Below is the Gelman and Rubin diagnostic (Brooks and Gelman, 1998) which compares the variance within and between chains, as reported by the function gelman.diag from the R package coda, where the variables saved are the ones in Equation 2b: b0 is and b1[a] are the for each algorithm, b2[d] are the for each dataset and ySigma is from Equation 2a, a1SD and a2SD are and from 2g and 2h. Not all lines that refer to the b2[d] variables are shown, but they all have the same values.
Potential scale reduction factors: Point est. Upper C.I. b0 1 1 b1 1 1 b1 1 1 b1 1 1 b1 1 1 b1 1 1 b1 1 1 b1 1 1 b1 1 1 b1 1 1 b1 1 1 b1 1 1 b1 1 1 b1 1 1 b1 1 1 b2 1 1 b2 1 1 b2 1 1 ... b2 1 1 b2 1 1 b2 1 1 ySigma 1 1 a1SD 1 1 a2SD 1 1 Multivariate psrf 1
Values between 1 and 1.1 suggest convergence of the interactions.
The effective sizes of the interactions shows that there is no problem of high autocorrelation. Again not all values for the b2[d] variables are shown.
b0 b1 b1 b1 b1 b1 b1 b1 100000.00 101017.13 98356.57 99052.19 99172.48 99820.25 99350.88 100262.05 b1 b1 b1 b1 b1 b1 b1 b2 100541.69 98992.43 98427.81 100000.00 97006.48 97467.65 94816.02 100000.00 b2 b2 b2 b2 b2 b2 b2 b2 99043.72 97966.91 99380.08 100000.00 99530.18 101053.74 100087.01 100000.00 ... b2 b2 ySigma a1SD a2SD 100204.87 100216.75 55353.48 16108.44 51977.11
Appendix E Results with the robust Bayesian model
This section displays the results of the Bayesian analysis based on the robust model. Table 12 is the full probability table from the Bayesian ANOVA.
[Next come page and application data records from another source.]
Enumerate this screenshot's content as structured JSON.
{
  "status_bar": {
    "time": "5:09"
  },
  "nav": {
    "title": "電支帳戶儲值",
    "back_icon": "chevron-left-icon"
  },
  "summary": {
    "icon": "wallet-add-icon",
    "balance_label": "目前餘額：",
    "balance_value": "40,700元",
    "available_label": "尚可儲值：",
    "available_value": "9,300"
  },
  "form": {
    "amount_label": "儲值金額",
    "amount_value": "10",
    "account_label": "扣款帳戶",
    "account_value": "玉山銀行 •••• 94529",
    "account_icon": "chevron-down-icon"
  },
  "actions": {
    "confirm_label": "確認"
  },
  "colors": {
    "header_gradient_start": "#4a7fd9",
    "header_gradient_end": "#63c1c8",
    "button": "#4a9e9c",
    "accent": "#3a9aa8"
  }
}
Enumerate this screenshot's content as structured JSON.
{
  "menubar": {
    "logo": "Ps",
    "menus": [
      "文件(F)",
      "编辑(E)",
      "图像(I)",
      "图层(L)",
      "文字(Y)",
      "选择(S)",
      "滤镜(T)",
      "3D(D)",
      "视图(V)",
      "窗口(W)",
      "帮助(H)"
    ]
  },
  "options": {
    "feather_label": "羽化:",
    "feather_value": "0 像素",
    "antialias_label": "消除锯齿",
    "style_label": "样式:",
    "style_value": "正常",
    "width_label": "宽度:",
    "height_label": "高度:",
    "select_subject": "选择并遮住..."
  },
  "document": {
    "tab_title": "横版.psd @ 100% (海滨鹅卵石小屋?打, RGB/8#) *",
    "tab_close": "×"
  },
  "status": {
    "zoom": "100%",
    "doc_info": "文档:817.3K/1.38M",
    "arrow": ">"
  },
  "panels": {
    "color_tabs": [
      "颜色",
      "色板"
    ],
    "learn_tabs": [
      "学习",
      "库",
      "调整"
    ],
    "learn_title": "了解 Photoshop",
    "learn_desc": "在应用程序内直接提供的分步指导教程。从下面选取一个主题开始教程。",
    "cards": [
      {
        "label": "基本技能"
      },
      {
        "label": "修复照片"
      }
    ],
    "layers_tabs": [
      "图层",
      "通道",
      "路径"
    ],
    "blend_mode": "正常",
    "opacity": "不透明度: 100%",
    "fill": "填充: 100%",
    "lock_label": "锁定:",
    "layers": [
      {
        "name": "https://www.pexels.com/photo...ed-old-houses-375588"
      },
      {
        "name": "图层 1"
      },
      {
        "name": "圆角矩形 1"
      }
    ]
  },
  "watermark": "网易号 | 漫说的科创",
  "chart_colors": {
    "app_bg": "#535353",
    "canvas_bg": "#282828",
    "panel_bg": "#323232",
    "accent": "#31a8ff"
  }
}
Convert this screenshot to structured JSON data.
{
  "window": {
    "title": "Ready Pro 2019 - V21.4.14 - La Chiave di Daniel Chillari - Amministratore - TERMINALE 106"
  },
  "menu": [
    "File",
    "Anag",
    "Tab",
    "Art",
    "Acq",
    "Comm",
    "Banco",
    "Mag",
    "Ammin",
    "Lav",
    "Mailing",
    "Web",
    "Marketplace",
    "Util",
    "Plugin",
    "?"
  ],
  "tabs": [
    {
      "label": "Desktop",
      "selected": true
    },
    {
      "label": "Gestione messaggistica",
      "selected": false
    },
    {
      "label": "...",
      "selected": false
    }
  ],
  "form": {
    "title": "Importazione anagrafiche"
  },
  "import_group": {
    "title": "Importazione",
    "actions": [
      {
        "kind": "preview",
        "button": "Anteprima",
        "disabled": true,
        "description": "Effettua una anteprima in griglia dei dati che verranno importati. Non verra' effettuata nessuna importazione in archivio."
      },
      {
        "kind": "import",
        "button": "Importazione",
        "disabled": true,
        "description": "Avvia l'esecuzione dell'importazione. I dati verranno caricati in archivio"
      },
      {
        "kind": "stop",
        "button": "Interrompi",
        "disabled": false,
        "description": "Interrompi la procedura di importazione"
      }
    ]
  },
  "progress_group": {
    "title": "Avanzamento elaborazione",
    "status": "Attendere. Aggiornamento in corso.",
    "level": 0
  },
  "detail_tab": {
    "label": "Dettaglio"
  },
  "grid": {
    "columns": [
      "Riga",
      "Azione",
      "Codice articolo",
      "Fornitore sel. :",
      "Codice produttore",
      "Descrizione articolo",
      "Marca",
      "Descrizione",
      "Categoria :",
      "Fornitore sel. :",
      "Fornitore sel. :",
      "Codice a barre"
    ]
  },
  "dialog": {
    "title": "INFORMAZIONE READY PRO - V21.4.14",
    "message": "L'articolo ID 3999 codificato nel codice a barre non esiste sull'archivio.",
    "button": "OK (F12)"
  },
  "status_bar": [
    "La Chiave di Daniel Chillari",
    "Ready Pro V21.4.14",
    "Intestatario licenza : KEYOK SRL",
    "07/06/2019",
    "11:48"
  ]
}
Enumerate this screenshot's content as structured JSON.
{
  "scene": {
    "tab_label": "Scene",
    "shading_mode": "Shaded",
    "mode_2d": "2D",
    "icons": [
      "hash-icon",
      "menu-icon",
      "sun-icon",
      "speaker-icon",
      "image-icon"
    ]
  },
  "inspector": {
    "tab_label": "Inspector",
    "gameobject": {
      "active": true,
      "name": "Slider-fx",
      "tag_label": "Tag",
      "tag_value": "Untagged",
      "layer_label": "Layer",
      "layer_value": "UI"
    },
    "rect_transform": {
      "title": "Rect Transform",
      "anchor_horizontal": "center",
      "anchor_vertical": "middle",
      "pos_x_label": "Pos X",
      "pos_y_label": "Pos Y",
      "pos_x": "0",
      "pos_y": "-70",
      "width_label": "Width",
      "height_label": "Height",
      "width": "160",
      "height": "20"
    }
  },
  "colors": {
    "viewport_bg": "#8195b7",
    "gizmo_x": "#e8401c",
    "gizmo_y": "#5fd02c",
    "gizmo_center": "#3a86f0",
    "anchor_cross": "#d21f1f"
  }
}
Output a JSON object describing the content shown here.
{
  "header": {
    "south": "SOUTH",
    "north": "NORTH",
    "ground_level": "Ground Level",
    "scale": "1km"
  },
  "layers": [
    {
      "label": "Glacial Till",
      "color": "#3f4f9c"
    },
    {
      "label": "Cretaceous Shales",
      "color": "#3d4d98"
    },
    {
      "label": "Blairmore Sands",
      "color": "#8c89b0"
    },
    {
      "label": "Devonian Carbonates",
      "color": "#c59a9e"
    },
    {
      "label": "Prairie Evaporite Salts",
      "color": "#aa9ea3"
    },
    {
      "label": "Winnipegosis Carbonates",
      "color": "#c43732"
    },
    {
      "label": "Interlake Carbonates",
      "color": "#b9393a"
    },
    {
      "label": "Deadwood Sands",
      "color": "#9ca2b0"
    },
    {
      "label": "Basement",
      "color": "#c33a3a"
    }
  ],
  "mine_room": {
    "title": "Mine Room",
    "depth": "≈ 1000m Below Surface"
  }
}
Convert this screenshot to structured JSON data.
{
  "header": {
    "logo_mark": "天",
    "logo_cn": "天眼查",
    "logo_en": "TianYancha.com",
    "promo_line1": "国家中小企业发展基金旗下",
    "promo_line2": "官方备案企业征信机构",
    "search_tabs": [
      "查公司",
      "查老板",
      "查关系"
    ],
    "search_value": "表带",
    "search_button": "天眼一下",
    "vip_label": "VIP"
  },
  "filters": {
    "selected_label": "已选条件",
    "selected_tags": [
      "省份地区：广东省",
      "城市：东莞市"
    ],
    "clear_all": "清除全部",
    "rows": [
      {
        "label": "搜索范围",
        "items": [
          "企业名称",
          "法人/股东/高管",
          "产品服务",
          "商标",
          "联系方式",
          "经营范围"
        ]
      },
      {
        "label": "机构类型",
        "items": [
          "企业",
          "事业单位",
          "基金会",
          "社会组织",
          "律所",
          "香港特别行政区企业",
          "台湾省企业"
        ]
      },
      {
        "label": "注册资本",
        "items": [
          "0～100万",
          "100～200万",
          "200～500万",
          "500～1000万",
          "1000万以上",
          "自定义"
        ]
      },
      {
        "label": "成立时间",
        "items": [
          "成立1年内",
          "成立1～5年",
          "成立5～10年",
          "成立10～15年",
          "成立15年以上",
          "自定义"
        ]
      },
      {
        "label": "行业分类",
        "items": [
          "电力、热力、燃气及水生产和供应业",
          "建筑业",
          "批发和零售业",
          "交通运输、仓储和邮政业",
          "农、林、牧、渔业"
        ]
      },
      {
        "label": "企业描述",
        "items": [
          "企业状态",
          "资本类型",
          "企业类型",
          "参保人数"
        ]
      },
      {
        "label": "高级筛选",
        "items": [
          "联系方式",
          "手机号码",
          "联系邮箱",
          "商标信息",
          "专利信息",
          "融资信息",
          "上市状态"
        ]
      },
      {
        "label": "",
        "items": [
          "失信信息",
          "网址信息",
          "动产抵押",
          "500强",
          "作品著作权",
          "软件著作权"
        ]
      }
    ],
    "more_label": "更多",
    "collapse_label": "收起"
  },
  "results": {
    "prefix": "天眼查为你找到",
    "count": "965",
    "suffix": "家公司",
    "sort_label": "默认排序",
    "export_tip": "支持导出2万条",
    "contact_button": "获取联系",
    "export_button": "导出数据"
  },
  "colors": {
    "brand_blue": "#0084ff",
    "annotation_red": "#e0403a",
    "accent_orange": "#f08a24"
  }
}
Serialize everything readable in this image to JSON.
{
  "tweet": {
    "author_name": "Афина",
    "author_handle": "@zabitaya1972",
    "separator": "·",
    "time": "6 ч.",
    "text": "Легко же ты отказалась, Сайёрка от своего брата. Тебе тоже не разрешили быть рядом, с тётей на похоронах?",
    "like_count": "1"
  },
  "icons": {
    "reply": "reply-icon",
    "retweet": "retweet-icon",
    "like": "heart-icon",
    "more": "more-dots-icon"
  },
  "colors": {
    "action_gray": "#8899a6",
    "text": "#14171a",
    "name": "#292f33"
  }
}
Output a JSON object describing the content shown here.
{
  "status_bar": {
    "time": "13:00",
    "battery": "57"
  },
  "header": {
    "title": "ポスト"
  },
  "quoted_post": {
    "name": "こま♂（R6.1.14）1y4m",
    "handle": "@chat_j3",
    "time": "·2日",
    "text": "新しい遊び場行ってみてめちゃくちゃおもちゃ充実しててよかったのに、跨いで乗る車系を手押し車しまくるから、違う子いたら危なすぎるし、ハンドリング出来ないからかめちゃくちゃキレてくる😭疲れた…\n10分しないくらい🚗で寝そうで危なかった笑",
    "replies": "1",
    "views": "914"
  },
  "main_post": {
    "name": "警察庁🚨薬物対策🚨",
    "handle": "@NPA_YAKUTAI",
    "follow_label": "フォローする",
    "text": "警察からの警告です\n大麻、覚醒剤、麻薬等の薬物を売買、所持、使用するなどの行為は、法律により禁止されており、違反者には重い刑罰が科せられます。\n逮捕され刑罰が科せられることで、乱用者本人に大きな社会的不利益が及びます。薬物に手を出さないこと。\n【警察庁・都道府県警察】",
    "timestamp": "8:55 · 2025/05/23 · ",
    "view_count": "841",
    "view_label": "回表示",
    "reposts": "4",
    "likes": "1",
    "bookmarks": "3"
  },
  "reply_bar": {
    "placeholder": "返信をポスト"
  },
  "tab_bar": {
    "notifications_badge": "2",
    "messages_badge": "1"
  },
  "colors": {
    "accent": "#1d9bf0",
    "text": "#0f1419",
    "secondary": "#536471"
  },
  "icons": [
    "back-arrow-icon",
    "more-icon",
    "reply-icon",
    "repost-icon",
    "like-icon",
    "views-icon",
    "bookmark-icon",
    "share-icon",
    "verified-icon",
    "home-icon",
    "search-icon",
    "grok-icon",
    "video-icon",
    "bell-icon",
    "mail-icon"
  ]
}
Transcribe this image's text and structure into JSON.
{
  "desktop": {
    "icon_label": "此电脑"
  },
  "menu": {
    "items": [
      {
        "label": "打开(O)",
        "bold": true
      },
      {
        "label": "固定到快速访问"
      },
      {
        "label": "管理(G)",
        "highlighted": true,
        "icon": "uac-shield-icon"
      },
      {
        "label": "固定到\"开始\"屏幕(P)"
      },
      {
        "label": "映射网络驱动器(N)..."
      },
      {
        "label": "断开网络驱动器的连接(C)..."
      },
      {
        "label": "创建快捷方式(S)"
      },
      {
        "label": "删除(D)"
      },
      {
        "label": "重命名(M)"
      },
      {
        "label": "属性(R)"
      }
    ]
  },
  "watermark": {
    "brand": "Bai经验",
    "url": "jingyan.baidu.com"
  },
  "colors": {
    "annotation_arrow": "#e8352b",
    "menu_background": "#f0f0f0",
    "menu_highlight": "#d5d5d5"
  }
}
We cannot perform the verification of the model using posterior predictive check because the discrepancy needs the variance of the data. Under the robust model, the variance of the data depends also on the degrees of freedom of the student-t distribution, and in the case of the robust simulations is 1.12, and the variance of the student-t distribution is not defined for degrees of freedom below 2.